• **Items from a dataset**
* * * * * * * * *
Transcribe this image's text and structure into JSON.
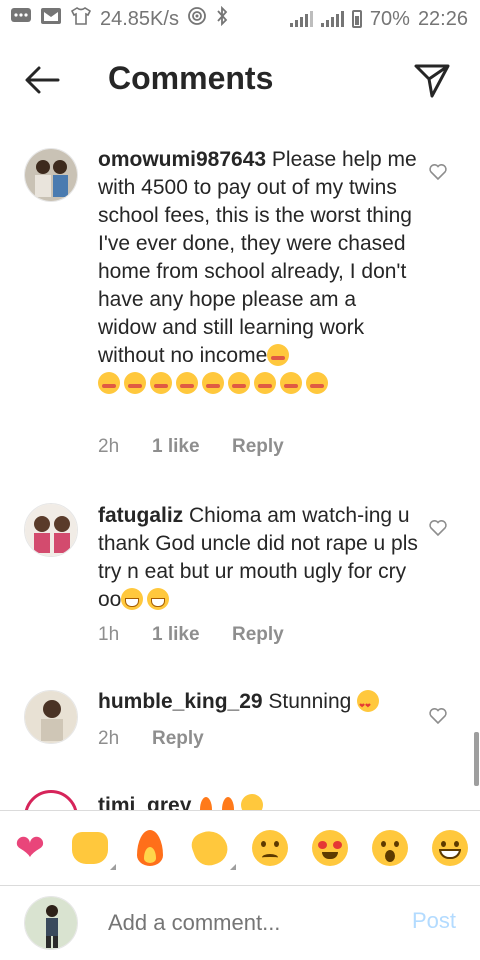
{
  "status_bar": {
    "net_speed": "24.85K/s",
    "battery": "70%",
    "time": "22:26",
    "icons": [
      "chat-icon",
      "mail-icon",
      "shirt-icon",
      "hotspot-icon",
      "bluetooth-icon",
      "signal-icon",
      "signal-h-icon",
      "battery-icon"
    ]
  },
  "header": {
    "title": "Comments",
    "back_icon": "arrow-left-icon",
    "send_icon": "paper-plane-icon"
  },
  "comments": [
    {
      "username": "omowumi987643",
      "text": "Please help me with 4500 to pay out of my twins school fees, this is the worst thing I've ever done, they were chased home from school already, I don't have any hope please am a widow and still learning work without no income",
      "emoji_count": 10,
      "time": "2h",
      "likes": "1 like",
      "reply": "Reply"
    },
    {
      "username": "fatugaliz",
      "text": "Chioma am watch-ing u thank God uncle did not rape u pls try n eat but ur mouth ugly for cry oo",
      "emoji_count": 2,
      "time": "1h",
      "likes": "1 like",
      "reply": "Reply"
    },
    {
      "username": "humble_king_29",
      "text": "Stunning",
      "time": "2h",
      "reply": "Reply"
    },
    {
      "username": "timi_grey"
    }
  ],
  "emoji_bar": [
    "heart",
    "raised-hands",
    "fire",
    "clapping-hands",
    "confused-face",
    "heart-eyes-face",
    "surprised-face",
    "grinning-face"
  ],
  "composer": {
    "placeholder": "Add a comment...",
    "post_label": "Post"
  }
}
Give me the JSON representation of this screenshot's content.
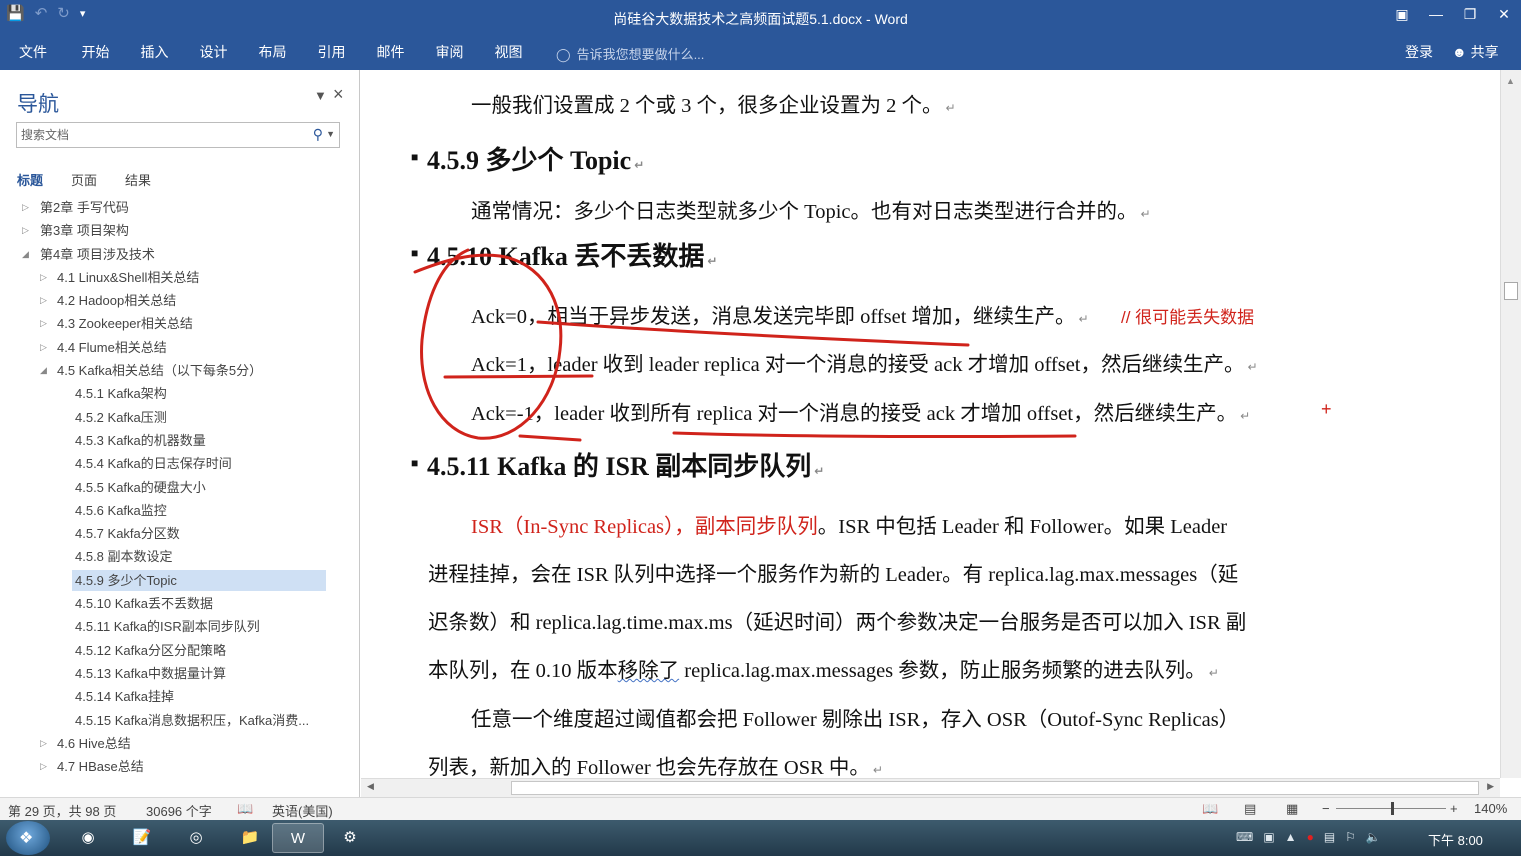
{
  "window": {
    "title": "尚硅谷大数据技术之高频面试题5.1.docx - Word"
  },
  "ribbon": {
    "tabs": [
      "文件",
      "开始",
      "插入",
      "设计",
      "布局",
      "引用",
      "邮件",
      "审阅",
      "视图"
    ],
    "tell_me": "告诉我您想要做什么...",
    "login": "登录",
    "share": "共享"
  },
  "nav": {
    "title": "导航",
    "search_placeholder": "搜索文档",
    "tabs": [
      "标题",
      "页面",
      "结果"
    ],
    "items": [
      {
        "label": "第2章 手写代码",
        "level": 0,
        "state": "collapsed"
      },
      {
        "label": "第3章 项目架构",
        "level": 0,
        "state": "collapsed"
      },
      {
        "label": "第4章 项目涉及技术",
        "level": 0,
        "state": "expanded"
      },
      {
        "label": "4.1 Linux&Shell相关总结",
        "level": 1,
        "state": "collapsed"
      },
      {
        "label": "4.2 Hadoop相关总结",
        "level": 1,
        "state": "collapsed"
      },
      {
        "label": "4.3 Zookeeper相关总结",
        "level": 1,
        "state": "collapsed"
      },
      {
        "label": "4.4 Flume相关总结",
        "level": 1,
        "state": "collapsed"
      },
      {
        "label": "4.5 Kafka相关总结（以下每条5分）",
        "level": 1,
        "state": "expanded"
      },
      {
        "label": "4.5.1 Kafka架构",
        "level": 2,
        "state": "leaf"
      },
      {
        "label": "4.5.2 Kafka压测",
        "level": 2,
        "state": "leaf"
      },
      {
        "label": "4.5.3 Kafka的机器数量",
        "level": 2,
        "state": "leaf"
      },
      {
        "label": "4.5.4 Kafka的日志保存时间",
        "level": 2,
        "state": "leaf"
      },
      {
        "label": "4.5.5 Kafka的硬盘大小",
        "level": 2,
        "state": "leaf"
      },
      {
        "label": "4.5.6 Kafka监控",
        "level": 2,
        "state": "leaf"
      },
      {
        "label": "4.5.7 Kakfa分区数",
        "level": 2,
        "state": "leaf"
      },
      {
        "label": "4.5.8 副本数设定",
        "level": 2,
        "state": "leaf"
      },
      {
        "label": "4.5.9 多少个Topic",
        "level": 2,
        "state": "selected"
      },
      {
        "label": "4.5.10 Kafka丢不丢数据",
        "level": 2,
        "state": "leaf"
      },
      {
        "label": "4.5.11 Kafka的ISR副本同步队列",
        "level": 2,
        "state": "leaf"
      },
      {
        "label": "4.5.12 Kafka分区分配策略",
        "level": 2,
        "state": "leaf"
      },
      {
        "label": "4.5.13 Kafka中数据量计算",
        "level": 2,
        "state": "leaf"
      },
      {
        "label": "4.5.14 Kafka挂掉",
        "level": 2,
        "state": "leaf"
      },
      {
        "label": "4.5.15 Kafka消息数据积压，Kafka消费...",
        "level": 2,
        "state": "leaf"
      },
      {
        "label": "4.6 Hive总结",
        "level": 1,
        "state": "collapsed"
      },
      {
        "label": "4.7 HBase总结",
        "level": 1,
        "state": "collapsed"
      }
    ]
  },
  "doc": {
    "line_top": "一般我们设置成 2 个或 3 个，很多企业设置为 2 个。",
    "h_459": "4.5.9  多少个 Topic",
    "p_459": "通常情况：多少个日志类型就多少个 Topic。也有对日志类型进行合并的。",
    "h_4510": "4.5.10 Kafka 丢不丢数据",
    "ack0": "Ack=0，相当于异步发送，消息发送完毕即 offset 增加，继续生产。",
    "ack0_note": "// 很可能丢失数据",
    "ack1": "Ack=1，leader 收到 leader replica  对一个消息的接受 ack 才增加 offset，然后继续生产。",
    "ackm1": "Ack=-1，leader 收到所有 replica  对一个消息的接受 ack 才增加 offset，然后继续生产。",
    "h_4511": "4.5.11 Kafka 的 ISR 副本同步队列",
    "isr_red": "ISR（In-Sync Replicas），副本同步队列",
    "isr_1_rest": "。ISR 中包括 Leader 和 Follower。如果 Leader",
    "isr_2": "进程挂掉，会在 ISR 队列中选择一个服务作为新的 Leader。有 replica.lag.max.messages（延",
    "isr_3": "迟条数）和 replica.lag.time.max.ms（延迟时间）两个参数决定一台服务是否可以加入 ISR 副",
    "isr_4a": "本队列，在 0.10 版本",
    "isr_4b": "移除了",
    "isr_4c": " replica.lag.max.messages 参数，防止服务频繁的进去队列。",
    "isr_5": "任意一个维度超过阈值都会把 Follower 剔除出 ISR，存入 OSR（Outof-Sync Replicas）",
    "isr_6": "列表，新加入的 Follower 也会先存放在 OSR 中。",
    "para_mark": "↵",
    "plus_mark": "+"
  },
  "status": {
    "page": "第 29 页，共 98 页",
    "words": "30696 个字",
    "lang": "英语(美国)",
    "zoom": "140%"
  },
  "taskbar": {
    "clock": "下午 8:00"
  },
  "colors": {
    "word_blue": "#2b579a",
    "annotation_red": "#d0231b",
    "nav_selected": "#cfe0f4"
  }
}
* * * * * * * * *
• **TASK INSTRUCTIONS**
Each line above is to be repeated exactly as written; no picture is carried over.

• **TASK OUTPUT**
Transcribe this image's text and structure into JSON.
{
  "status_bar": {
    "net_speed": "24.85K/s",
    "battery": "70%",
    "time": "22:26",
    "icons": [
      "chat-icon",
      "mail-icon",
      "shirt-icon",
      "hotspot-icon",
      "bluetooth-icon",
      "signal-icon",
      "signal-h-icon",
      "battery-icon"
    ]
  },
  "header": {
    "title": "Comments",
    "back_icon": "arrow-left-icon",
    "send_icon": "paper-plane-icon"
  },
  "comments": [
    {
      "username": "omowumi987643",
      "text": "Please help me with 4500 to pay out of my twins school fees, this is the worst thing I've ever done, they were chased home from school already, I don't have any hope please am a widow and still learning work without no income",
      "emoji_count": 10,
      "time": "2h",
      "likes": "1 like",
      "reply": "Reply"
    },
    {
      "username": "fatugaliz",
      "text": "Chioma am watch-ing u thank God uncle did not rape u pls try n eat but ur mouth ugly for cry oo",
      "emoji_count": 2,
      "time": "1h",
      "likes": "1 like",
      "reply": "Reply"
    },
    {
      "username": "humble_king_29",
      "text": "Stunning",
      "time": "2h",
      "reply": "Reply"
    },
    {
      "username": "timi_grey"
    }
  ],
  "emoji_bar": [
    "heart",
    "raised-hands",
    "fire",
    "clapping-hands",
    "confused-face",
    "heart-eyes-face",
    "surprised-face",
    "grinning-face"
  ],
  "composer": {
    "placeholder": "Add a comment...",
    "post_label": "Post"
  }
}
Give me the JSON representation of this screenshot's content.
{
  "window": {
    "title": "尚硅谷大数据技术之高频面试题5.1.docx - Word"
  },
  "ribbon": {
    "tabs": [
      "文件",
      "开始",
      "插入",
      "设计",
      "布局",
      "引用",
      "邮件",
      "审阅",
      "视图"
    ],
    "tell_me": "告诉我您想要做什么...",
    "login": "登录",
    "share": "共享"
  },
  "nav": {
    "title": "导航",
    "search_placeholder": "搜索文档",
    "tabs": [
      "标题",
      "页面",
      "结果"
    ],
    "items": [
      {
        "label": "第2章 手写代码",
        "level": 0,
        "state": "collapsed"
      },
      {
        "label": "第3章 项目架构",
        "level": 0,
        "state": "collapsed"
      },
      {
        "label": "第4章 项目涉及技术",
        "level": 0,
        "state": "expanded"
      },
      {
        "label": "4.1 Linux&Shell相关总结",
        "level": 1,
        "state": "collapsed"
      },
      {
        "label": "4.2 Hadoop相关总结",
        "level": 1,
        "state": "collapsed"
      },
      {
        "label": "4.3 Zookeeper相关总结",
        "level": 1,
        "state": "collapsed"
      },
      {
        "label": "4.4 Flume相关总结",
        "level": 1,
        "state": "collapsed"
      },
      {
        "label": "4.5 Kafka相关总结（以下每条5分）",
        "level": 1,
        "state": "expanded"
      },
      {
        "label": "4.5.1 Kafka架构",
        "level": 2,
        "state": "leaf"
      },
      {
        "label": "4.5.2 Kafka压测",
        "level": 2,
        "state": "leaf"
      },
      {
        "label": "4.5.3 Kafka的机器数量",
        "level": 2,
        "state": "leaf"
      },
      {
        "label": "4.5.4 Kafka的日志保存时间",
        "level": 2,
        "state": "leaf"
      },
      {
        "label": "4.5.5 Kafka的硬盘大小",
        "level": 2,
        "state": "leaf"
      },
      {
        "label": "4.5.6 Kafka监控",
        "level": 2,
        "state": "leaf"
      },
      {
        "label": "4.5.7 Kakfa分区数",
        "level": 2,
        "state": "leaf"
      },
      {
        "label": "4.5.8 副本数设定",
        "level": 2,
        "state": "leaf"
      },
      {
        "label": "4.5.9 多少个Topic",
        "level": 2,
        "state": "selected"
      },
      {
        "label": "4.5.10 Kafka丢不丢数据",
        "level": 2,
        "state": "leaf"
      },
      {
        "label": "4.5.11 Kafka的ISR副本同步队列",
        "level": 2,
        "state": "leaf"
      },
      {
        "label": "4.5.12 Kafka分区分配策略",
        "level": 2,
        "state": "leaf"
      },
      {
        "label": "4.5.13 Kafka中数据量计算",
        "level": 2,
        "state": "leaf"
      },
      {
        "label": "4.5.14 Kafka挂掉",
        "level": 2,
        "state": "leaf"
      },
      {
        "label": "4.5.15 Kafka消息数据积压，Kafka消费...",
        "level": 2,
        "state": "leaf"
      },
      {
        "label": "4.6 Hive总结",
        "level": 1,
        "state": "collapsed"
      },
      {
        "label": "4.7 HBase总结",
        "level": 1,
        "state": "collapsed"
      }
    ]
  },
  "doc": {
    "line_top": "一般我们设置成 2 个或 3 个，很多企业设置为 2 个。",
    "h_459": "4.5.9  多少个 Topic",
    "p_459": "通常情况：多少个日志类型就多少个 Topic。也有对日志类型进行合并的。",
    "h_4510": "4.5.10 Kafka 丢不丢数据",
    "ack0": "Ack=0，相当于异步发送，消息发送完毕即 offset 增加，继续生产。",
    "ack0_note": "// 很可能丢失数据",
    "ack1": "Ack=1，leader 收到 leader replica  对一个消息的接受 ack 才增加 offset，然后继续生产。",
    "ackm1": "Ack=-1，leader 收到所有 replica  对一个消息的接受 ack 才增加 offset，然后继续生产。",
    "h_4511": "4.5.11 Kafka 的 ISR 副本同步队列",
    "isr_red": "ISR（In-Sync Replicas），副本同步队列",
    "isr_1_rest": "。ISR 中包括 Leader 和 Follower。如果 Leader",
    "isr_2": "进程挂掉，会在 ISR 队列中选择一个服务作为新的 Leader。有 replica.lag.max.messages（延",
    "isr_3": "迟条数）和 replica.lag.time.max.ms（延迟时间）两个参数决定一台服务是否可以加入 ISR 副",
    "isr_4a": "本队列，在 0.10 版本",
    "isr_4b": "移除了",
    "isr_4c": " replica.lag.max.messages 参数，防止服务频繁的进去队列。",
    "isr_5": "任意一个维度超过阈值都会把 Follower 剔除出 ISR，存入 OSR（Outof-Sync Replicas）",
    "isr_6": "列表，新加入的 Follower 也会先存放在 OSR 中。",
    "para_mark": "↵",
    "plus_mark": "+"
  },
  "status": {
    "page": "第 29 页，共 98 页",
    "words": "30696 个字",
    "lang": "英语(美国)",
    "zoom": "140%"
  },
  "taskbar": {
    "clock": "下午 8:00"
  },
  "colors": {
    "word_blue": "#2b579a",
    "annotation_red": "#d0231b",
    "nav_selected": "#cfe0f4"
  }
}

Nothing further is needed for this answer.